In fact, you might want to build your machine learning pipeline first, before bringing a data scientist on.
The evolution of data scientist job descriptions
This is what job descriptions vs job reality for data scientists was like only a couple years back:
Love that tweet, so true!
Lately I’m seeing a different challenge in job descriptions for data scientists. Companies are asking for a combination of skills that never has existed in one person! They want their head data scientist to be a data engineer, DevOps specialist, machine learning genius, full-stack software developer, research methodologist, classical statistician, data storyteller, reporting analyst, and more.
Also this person will be a player-coach who generates insightful analytics themselves while managing a growing team of junior data scientists, data programmers, and infoviz experts.
Here’s a mock example (based on real job postings I’ve seen for lead data scientists):
- Create a product roadmap for artificial intelligence and advanced analytics, then evangelize and socialize throughout the company to achieve buy-in
- Find and surface insights in data using Tableau, then wrap these into compelling stories that you will present to our most important clients
- Create production data reporting using SQL, Spark, Airflow, and Kafka
- Leverage your broad and deep knowledge of statistical and machine learning modeling approaches including deep learning, time series forecasting, natural language processing, and geospatial analysis in developing descriptive and predictive analytical capabilities
- Design and run experimental studies then analyze the data using statistical techniques including ANOVA, MANOVA, ANCOVA, MANCOVA, and Bayesian multilevel modeling
- Deploy, manage, and monitor your machine learning models in production data pipelines at scale
Even if you could find a person with all that experience and expertise, they won’t have the focus or support they need to succeed with a real-world machine learning project if they are tasked with handling so much.
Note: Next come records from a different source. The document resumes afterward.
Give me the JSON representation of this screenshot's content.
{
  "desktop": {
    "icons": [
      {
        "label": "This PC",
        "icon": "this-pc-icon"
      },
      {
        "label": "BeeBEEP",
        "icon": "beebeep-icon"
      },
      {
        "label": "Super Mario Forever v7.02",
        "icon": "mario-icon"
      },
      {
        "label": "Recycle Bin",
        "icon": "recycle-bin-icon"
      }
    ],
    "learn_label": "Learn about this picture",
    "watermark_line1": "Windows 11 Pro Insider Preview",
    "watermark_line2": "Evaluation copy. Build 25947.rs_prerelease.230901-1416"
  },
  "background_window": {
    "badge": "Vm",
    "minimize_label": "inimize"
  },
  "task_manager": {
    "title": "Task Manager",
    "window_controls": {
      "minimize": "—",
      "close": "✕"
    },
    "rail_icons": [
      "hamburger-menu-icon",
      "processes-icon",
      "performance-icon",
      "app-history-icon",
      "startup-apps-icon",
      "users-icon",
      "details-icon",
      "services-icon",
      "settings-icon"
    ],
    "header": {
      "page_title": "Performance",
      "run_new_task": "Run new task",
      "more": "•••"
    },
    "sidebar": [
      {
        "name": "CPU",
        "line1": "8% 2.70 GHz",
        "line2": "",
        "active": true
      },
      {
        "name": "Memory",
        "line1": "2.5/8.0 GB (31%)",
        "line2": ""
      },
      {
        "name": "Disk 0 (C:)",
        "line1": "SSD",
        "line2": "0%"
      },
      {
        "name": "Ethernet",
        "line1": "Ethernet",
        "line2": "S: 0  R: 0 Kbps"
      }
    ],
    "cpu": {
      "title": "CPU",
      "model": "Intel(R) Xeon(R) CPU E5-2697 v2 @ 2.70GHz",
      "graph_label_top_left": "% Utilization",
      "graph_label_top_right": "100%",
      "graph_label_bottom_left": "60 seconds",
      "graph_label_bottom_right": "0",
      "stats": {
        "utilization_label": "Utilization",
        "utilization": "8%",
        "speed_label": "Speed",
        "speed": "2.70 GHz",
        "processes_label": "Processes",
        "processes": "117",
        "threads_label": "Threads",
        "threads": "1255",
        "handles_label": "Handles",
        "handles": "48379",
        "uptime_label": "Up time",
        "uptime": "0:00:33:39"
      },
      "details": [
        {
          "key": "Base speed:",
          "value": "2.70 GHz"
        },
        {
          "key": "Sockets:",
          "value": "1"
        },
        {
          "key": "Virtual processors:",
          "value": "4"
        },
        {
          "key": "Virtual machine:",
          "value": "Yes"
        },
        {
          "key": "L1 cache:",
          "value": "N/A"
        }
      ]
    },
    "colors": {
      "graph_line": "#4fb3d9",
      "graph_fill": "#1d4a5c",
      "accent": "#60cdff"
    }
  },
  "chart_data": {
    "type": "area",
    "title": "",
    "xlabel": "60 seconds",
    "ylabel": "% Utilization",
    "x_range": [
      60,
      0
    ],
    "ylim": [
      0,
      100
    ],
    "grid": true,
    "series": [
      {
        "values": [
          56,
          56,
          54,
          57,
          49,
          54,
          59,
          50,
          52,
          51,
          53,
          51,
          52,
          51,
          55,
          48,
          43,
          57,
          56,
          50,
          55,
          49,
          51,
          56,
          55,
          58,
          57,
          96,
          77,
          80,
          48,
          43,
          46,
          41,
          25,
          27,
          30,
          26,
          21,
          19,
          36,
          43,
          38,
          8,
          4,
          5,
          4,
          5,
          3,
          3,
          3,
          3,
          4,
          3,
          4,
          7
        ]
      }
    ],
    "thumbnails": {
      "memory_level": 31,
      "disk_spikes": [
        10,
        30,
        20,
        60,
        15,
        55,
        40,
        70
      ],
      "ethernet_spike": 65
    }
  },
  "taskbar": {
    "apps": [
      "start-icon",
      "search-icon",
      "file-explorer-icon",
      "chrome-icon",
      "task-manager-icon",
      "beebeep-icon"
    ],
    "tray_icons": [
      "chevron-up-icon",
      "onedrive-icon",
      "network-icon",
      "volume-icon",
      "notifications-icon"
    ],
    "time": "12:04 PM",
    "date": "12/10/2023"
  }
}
Most likely, they will focus on building pilot predictive models using data easily accessible to them. They’ll share the model results in a slide deck, and that will be as far as their work goes.
Building a pipeline is the hard part
I do find it promising that more and more companies realize that they need to get their machine learning capabilities into production for them to make an impact on their customers and their business. They see that to do this, they need to build automated data pipelines that include model management and monitoring.
You may be better off postponing hiring a data scientist until you’ve established a production machine learning infrastructure. That may not sound like the right order of operations, but many companies have attempted the opposite (data scientist first, then production ML pipeline), and failed.
Consider tasking your existing data-savvy staff with building your initial cut at a machine learning pipeline, with some very basic and simple predictive or classification model at its core. Be sure to include monitoring and feedback so that you can gather additional labeled data and improve models over time.
Ideally you’d put an ML-aware product manager in charge, to figure out what sort of ML-powered guidance your end-users and customers (or internal businesspeople) need. You’d get a data engineer who wants to add ML skills to his or her resume to build some basic models using data at hand to support the guidance your product manager envisions. And have a savvy DevOps engineer ready to help the data engineer put the pieces together in your cloud-based services infrastructure.
Once you have a full machine learning pipeline in place you’re ready to hire a data scientist! By building out a production ML-powered capability with a full data pipeline first, even if relatively bare bones, you’ll be positioned to hone your data scientist job description to just the modeling skills you need. You’ll be better able to evaluate candidates’ understanding of full lifecycle ML development and how they can contribute to it. And you just might find you don’t need an expensive, hard-to-find data scientist quite yet.
If you need advice about roadmapping your first machine learning project, setting up a data science function, or building a machine learning pipeline we can help. Get in touch.